The misreading is to interpret "all treaties made ... shall be the supreme law of the land ..." to mean that treaties effectively amend the constitution. This is wrong. You can see it by noticing the same kind of misreading also makes federal law equivalent to a constitutional amendment - which it clearly is not.

In fact the Supreme Court has spoken on the relation between the Constitution and treaties: In Reid v. Covert, 354 U.S. 1 (1957), the Supreme Court held stated that the U.S. Constitution supersedes international treaties ratified by the U.S. Senate.

Treaties are abrogated, at the federal level, all the time, and there are a number of mechanisms for doing so.

Comment: Re:Bullshit (Score 1) 59

by jo_ham (#47895247) Attached to: Ozone Layer Recovering But Remains Threatened

I have no doubt that CFCs are damaging to Ozone. You can easily test this out in a lab.

What I have not seen an explanation for is how CFCs, which are much heavier than air molecules travel from the developed areas and end up in the upper atmosphere above the south pole.

You've never seen an explanation for that? Really? How hard did you look?

Diffusion, convection, mixing. All basic processes that are well understood for fluids.

If you put a sugar cube in water and stir it, why do the heavy sugar molecules end up at the top of the mug, far from the bottom where the cube started?

Also, you seem to be doubting the fact that CFCs are in the stratosphere. You think it's a guess? They can be detected so we know they are there, and unfortunately for those who want to be science deniers, there are no natural sources of CFCs, so whatever is up there was as a result of human factors.

Comment: The had them at least as far back as the '50s (Score 1) 275

by Ungrounded Lightning (#47881071) Attached to: California Tells Businesses: Stop Trying To Ban Consumer Reviews

Now they have the guide printed on the box but I can remember when i was a kid they didn't.

Some off them had maps at least as far back as the '50s, and probably much further.

A classic was the "Whitman Sampler" - an assortment of their products with a handy map. In addition to being a tasty and relatively low-priced collection of their products, it let a family divide them up according to their individual preferences, and gave you the names of each, so you could (at least hypotheically) buy boxes of just the ones you like.

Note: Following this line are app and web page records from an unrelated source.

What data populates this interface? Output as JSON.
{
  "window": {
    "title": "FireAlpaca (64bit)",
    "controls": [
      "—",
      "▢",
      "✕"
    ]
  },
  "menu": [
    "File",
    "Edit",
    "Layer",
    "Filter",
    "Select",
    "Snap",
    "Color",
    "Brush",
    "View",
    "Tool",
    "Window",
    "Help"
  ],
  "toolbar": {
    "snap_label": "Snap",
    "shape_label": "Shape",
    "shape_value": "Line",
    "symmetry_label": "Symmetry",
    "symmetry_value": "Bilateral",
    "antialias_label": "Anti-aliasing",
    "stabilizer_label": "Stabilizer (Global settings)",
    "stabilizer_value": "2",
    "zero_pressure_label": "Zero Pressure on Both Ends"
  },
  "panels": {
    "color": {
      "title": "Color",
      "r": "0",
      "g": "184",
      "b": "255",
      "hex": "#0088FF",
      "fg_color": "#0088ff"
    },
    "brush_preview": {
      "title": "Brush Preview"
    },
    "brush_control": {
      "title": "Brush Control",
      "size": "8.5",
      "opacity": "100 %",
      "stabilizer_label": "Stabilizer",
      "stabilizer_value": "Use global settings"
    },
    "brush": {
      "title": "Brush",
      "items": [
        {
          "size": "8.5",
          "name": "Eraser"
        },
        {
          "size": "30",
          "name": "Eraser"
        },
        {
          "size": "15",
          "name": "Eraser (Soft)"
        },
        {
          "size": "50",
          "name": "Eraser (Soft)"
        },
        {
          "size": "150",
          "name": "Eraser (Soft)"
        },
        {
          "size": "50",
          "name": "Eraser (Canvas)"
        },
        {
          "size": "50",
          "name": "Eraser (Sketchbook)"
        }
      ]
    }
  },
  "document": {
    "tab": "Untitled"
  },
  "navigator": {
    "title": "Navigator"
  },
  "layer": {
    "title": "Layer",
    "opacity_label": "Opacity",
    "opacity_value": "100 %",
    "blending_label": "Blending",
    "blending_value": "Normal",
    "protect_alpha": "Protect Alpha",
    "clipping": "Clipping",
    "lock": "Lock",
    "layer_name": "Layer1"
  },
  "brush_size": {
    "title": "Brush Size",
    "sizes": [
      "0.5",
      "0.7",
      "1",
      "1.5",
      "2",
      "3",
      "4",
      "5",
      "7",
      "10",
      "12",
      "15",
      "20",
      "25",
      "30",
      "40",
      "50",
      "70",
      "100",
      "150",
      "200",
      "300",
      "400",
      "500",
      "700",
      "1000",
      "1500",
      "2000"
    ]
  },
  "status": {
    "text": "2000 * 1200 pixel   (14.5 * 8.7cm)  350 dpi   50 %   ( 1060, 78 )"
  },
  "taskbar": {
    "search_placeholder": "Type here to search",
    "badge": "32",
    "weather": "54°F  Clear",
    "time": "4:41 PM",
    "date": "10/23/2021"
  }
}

(I say hypothetically because I never saw boxes of the individual candies being carried in the stores that sold the samplers.)

Comment: Re:What I think would be most useful (Score 2) 471

by jo_ham (#47873585) Attached to: Ask Slashdot: What Smartwatch Apps Could You See Yourself Using?

It does not have a integral GPS unit. It requires your iPhone to provide location information.

It does have internal storage for music, apps, and so on, and other sensors that the phone does;t have (like pulse) and some that replicate function (gyro, accelerometers).

Comment: Re:containment (Score 1) 296

by Ungrounded Lightning (#47872185) Attached to: WD Announces 8TB, 10TB Helium Hard Drives

But regardless of the pressure, when the helium leaks out, it will not be displaced by air. It will leave behind a vacuum. The helium will leak out, but nothing will leak in to replace it.

(Except maybe hydrogen, but there's not much of that in your local air.)

So your metal parts vacuum-weld and tear themselves apart starting at the contacting surfaces, and adding lots of hydrogen to the air around the drives just makes the parts become brittle on their way to failure.

Comment: Re:Lots of reactionary comments here (Score 1) 730

by jo_ham (#47865325) Attached to: Apple Announces Smartwatch, Bigger iPhones, Mobile Payments

Your card details are not stored. A hash of your card number is stored. This hash is sent to the bank via the merchant along with a transaction ID and the device ID. The merchant never knows what the card number is, and it's not kept on the phone. Only the bank knows what the number is.

For this to work you have to verify the phone with the bank first (and share the hash with them). From then on, no one else needs to know your card number - including Apple.

"In matrimony, to hesitate is sometimes to be saved." -- Butler